To help with the broader scope of what I choose to focus on, I also recently put an open checklist on my phone, like a ‘to-do’ list, only friendlier and much more forgiving. It includes anything of value to me that I want my days to be about. For example:
- connection with my spouse, my kids, extended family, a friend
- attending to the needs of clients
- spending time in nature
- speaking gratitude or words of encouragement
- reading a book
- holding back a complaint
- taking a nap (rarely used but sometimes the best option for a needed perspective shift!)
…along with other day to day responsibilities such as:
- dinner prep
- doing the dishes
- walking the dog
- washing & folding laundry
At the end of the day, I will examine my checklist and empty the circles to give myself a clean slate for the next day. I have never checked all of the circles next to these items in one day and no longer hold the unrealistic expectation that it will ever happen. Some days, I am exceedingly productive in household organization and have even had the time to try a new recipe. Some days, I am needed for a longer shift at work and find myself running to the store for a last minute rotisserie chicken and some frozen peas. Some days, the overriding theme is connection, and I overlook the crumbs on the kitchen floor and all incoming emails to fully engage in the conversations at hand. I better understand that some seasons of life demand more in certain areas than others and my list needs to flex to accommodate that. It is unhelpful for me to place unattainable expectations on myself when my current ‘sandwich generation’ schedule is rarely under my complete control. Ultimately, the checklist is both an accountability partner and a needed grace-giver. It encourages me to stay true to the things I value and to give myself credit for all I DO accomplish in a day’s time.
Lastly, I am learning to capture the flight of my many thoughts on paper to give my psyche more bandwidth, so to speak. I do write down in my planner anything that absolutely has to get done that day, week or month. I also have a running ‘gratitude list’ in a notebook (sometimes, I need the reminder to err on the side of thankfulness) and a journal to process some of the more complicated thoughts and feelings that inevitably arise. My journal is also a venue for my dreams, the hopes that I have, and the growth I wish to make. Sometimes, daydreaming has a beautiful purpose and I am unwilling to give that up completely!
I have learned to make friends with focus, knowing that it allows me to be fully present at work and at play, and recognizing that it makes me more productive overall. I have also learned to be more forgiving about where I allow my focus to land for that day, whether it be a list of chores, a book of choice, or a cherished face. Occasionally, the most productive thing I can do is to go with the flow of a life lived to the best of my ability and not waste precious time focusing on what didn’t get done.

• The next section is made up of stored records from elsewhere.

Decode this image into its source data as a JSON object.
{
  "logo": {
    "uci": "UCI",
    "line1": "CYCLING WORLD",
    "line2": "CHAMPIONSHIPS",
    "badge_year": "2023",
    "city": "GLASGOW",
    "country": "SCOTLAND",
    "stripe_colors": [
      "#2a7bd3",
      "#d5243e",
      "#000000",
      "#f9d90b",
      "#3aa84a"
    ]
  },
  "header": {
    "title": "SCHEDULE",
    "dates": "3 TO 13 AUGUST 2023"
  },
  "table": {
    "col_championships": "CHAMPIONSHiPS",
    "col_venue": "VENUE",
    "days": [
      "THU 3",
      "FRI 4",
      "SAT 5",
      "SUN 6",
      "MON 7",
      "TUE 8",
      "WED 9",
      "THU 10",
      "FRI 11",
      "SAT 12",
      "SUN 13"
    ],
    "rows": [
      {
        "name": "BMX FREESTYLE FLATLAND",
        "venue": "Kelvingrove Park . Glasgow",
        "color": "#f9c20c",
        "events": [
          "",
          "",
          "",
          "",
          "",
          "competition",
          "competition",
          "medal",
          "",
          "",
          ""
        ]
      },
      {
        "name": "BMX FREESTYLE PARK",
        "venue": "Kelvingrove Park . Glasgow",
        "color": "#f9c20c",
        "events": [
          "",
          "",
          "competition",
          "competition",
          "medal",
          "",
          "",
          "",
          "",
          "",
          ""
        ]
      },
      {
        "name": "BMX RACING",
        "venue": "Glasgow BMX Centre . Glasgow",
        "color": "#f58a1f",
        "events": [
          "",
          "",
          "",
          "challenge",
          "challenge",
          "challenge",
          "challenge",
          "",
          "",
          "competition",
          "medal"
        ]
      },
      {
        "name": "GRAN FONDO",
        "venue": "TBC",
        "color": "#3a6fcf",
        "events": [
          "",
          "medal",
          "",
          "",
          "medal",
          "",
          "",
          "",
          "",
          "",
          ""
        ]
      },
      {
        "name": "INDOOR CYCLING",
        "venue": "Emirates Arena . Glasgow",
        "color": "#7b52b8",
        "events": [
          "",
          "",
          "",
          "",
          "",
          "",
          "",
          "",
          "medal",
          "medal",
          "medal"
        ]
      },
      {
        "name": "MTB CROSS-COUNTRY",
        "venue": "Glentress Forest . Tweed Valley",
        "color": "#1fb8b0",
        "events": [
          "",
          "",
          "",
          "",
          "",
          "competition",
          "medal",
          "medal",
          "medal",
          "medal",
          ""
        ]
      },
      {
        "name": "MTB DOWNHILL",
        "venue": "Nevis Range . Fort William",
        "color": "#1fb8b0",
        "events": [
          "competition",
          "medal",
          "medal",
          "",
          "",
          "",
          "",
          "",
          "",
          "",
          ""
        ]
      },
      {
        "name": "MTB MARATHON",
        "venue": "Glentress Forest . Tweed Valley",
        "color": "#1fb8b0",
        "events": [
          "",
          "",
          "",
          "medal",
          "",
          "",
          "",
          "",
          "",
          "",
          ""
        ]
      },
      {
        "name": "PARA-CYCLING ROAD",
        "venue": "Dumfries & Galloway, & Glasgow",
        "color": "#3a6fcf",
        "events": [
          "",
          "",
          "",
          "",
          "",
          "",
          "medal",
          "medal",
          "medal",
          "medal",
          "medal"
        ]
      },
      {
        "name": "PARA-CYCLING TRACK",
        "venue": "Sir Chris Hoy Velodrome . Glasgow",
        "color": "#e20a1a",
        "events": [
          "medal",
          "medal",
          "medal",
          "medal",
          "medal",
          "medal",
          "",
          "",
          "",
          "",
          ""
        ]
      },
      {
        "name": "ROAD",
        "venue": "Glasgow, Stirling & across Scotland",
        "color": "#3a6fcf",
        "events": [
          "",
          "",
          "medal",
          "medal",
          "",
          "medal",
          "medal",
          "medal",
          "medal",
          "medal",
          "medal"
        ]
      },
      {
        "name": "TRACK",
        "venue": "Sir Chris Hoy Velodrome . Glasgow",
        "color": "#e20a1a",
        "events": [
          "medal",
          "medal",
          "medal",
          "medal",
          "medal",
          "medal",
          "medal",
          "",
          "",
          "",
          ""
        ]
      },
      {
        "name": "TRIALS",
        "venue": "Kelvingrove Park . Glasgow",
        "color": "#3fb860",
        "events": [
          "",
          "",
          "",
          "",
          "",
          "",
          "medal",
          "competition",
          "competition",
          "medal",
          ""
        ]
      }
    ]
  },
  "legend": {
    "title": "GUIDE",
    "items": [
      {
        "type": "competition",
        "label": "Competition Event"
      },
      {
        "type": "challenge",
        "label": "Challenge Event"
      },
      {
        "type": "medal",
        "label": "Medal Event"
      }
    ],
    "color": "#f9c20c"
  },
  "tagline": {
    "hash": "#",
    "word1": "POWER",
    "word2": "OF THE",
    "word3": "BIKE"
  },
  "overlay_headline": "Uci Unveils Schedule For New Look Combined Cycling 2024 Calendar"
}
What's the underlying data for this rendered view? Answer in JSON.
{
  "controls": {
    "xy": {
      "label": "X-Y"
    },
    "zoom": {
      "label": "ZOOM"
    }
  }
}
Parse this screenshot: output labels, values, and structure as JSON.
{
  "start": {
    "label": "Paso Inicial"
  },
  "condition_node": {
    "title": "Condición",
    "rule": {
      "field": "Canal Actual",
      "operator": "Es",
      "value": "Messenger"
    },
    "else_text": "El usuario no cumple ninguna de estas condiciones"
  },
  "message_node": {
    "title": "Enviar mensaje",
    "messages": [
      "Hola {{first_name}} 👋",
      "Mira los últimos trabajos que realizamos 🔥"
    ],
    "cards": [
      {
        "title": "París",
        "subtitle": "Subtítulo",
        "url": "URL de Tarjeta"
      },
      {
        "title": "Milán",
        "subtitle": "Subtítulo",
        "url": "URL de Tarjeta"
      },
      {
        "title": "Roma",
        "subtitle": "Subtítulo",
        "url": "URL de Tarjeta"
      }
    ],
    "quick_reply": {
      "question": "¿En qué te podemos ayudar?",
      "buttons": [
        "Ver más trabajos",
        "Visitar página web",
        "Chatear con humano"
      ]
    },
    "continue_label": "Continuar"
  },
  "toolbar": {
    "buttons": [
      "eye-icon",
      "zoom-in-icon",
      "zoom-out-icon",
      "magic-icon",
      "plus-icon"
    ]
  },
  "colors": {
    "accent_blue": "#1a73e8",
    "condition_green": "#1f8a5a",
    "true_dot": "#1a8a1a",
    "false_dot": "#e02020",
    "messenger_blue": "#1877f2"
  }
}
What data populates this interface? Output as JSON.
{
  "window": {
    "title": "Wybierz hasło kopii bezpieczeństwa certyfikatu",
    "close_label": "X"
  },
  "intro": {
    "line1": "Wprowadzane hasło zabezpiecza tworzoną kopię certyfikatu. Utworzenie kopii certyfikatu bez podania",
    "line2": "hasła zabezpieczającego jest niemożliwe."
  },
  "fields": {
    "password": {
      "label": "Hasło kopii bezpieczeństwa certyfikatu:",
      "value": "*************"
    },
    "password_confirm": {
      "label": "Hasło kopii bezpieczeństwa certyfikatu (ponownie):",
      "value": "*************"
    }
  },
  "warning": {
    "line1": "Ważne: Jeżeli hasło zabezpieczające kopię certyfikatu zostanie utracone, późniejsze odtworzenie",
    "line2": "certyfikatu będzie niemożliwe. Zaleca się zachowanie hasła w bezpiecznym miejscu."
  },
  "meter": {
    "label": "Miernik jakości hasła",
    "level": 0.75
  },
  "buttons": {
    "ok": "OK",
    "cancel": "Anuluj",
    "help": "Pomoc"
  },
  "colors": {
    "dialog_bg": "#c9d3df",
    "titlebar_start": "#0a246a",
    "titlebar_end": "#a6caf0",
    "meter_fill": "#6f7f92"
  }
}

Larisa B. joined Empathia in 1998 as an EAP Counselor. Larisa has a bachelor’s degree in Psychology from Alverno College and a master’s degree in Social Work from the University of Wisconsin-Madison. Larisa thrives on being with her family, has a passion for photography, is always up for a good hike, and is typically in the middle of no less than three books at any given time.